Deputy Spokesman: The Secretary‑General, in preparing his reports, will collect information provided by relevant Member States. He's in touch, as you know, with the Governments of Member States and gets information from them as they see fit.
Question: And so it's solely from Member States, not from any intelligence gathering that the UN does or any reports from the UN?
Deputy Spokesman: Member States have their own resources, which they can share with us, and, of course, we have our own expertise through our various departments, including the Departments for Political Affairs and Peacekeeping Operations and others, by which we draw up our reports.
Correspondent: They feed into the fact that… the questions of terrorism and everything else or ISIS [Islamic State in Iraq and the Sham].
Deputy Spokesman: They'll provide information relevant to the request by the Security Council.
Question: Okay. And a follow‑up on Afghanistan. The report by Mr. Haysom talked about some of the achievements and security concerns. As you know, there was a… an… a suicide bombing this morning that killed some American troops. Do you think… is there any sense… has there been any comment by the Secretary‑General on UNAMA [United Nations Assistance Mission for Afghanistan]? And is there any sense that there's much more needed to deal with the security concerns for UNAMA?
Deputy Spokesman: Well, the Secretary‑General has provided quite a bit on the work of the UN Assistance Mission, UNAMA, including the report that Mr. Haysom just presented to the Security Council. Beyond that, the Secretary‑General, in his year‑end press conference last week, also talked about the assistance that Afghanistan will need going ahead, so I would refer you back to last Wednesday's press conference.
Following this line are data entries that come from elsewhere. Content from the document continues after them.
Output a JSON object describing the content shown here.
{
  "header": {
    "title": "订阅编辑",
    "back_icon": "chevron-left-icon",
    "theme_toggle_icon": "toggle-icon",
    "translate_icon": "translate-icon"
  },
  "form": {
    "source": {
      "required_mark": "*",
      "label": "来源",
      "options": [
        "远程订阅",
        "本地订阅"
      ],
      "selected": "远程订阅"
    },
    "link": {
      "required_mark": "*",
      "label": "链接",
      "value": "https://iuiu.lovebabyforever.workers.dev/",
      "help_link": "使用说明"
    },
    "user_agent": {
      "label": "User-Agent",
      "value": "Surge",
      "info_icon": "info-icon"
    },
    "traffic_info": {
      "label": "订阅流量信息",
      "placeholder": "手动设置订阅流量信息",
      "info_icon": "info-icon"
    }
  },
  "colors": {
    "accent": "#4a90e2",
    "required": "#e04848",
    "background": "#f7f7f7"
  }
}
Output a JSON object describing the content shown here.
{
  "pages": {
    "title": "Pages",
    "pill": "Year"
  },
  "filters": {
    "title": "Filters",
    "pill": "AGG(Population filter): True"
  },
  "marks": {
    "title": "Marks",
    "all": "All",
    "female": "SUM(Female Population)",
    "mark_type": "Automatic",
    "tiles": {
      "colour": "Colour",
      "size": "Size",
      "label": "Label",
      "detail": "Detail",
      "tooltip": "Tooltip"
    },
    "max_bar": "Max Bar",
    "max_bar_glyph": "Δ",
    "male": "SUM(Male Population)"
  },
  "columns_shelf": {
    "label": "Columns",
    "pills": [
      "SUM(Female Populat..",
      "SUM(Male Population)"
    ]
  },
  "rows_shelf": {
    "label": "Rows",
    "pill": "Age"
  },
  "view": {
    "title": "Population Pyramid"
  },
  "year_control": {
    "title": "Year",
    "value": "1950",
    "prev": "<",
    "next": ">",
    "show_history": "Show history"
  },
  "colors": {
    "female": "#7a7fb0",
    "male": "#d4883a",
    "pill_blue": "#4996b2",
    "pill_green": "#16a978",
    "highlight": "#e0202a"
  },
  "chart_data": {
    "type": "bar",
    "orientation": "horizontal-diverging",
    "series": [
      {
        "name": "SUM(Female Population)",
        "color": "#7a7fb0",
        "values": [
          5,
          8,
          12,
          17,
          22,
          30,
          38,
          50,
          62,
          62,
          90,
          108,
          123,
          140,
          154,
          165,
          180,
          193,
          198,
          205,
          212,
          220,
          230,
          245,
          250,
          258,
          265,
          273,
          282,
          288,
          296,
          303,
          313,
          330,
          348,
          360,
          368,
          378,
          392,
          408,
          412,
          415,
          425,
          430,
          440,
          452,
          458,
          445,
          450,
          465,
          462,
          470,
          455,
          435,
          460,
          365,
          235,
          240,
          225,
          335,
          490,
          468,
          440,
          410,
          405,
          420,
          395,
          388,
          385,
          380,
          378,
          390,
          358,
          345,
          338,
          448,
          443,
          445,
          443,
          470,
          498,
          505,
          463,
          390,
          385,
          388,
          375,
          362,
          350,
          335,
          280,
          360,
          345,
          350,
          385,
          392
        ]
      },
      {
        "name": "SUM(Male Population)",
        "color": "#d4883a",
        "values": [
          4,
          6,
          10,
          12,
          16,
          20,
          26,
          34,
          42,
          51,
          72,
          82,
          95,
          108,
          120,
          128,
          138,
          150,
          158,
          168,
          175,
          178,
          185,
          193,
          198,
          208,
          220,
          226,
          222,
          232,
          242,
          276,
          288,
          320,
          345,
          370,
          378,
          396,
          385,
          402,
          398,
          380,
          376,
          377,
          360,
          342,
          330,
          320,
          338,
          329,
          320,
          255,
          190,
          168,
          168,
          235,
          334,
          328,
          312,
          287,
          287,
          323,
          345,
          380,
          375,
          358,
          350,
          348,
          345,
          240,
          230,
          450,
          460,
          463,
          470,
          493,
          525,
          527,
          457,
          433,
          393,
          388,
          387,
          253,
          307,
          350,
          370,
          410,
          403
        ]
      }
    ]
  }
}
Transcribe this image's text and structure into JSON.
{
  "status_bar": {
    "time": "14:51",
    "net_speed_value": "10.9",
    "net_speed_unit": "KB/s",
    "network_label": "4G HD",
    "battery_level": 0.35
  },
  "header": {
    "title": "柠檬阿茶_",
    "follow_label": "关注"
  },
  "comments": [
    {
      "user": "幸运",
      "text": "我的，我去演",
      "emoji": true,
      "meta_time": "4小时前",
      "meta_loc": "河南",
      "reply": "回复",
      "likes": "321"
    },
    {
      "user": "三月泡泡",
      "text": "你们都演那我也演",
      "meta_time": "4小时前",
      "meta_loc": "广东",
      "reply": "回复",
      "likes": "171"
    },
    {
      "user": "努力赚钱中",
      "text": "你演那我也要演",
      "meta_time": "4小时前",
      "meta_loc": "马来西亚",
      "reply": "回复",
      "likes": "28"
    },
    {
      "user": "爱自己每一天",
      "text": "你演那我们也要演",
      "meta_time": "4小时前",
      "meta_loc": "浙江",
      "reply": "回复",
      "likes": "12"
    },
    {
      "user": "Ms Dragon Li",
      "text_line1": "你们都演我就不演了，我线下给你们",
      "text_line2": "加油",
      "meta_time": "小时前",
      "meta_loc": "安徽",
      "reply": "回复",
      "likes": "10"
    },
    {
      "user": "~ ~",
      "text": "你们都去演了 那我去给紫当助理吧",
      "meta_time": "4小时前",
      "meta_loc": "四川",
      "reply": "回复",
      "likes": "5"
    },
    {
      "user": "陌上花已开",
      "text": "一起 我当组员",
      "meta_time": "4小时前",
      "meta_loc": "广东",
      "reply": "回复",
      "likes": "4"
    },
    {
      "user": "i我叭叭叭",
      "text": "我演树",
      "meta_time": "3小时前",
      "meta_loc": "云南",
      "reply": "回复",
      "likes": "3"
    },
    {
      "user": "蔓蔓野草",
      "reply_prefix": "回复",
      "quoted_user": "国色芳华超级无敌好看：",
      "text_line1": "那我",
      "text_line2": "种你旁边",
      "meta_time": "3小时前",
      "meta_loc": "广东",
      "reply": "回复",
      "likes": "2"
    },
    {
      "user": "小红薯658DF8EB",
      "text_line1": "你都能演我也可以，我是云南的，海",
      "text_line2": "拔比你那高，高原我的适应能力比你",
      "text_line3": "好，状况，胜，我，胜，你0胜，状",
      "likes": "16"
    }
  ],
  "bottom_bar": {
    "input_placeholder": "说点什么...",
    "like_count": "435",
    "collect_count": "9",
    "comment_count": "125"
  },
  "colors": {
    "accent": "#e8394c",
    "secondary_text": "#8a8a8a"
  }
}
Question: But, that was… if I can follow up, that was principally on the reconstruction and other things. Is there a sense that there's more needed on security?
Deputy Spokesman: That's a discussion that's going on in the Security Council right now, and Mr. Haysom, I believe, will also speak to you at the stakeout. So, you can talk to him further about that. Yes?
Question: I apologies if you already addressed the issue, but is there an update on Libya? Is there a resolution coming by in the next hours?
Deputy Spokesman: Ultimately, it's up to the Security Council to determine whether it will have fresh resolutions. You'll have seen what we have said about Libya and the agreement. Both the Secretary‑General and his Special Representative, Martin Kobler, came out with statements a few days ago concerning the agreement that was reached, so I'd just refer you to that. Yes?
Question: Sure. I wanted to ask, do you have anything from South Sudan on the reported arrival in Juba of the SPLA [Sudan People’s Liberation Army] in Opposition of some 150 people and how the process agreed to in Addis is being implemented?
Deputy Spokesman: No, no, we'll have to check with the mission.
Question: And also… okay. I wanted to ask you, on Egypt, there's been a three‑year jail sentence imposed on a law student for posting an image of President [Abdel Fattah el] Sisi with Mickey Mouse ears on him on Facebook, three‑year jail sentence. Does the UN think that that's a reasonable response to satire?
Deputy Spokesman: Well, we'd certainly have to look at the details of this case, but obviously, we are against any sort of steps that impinge upon freedom of expression, including the freedom to have satire. Have a good afternoon, everyone.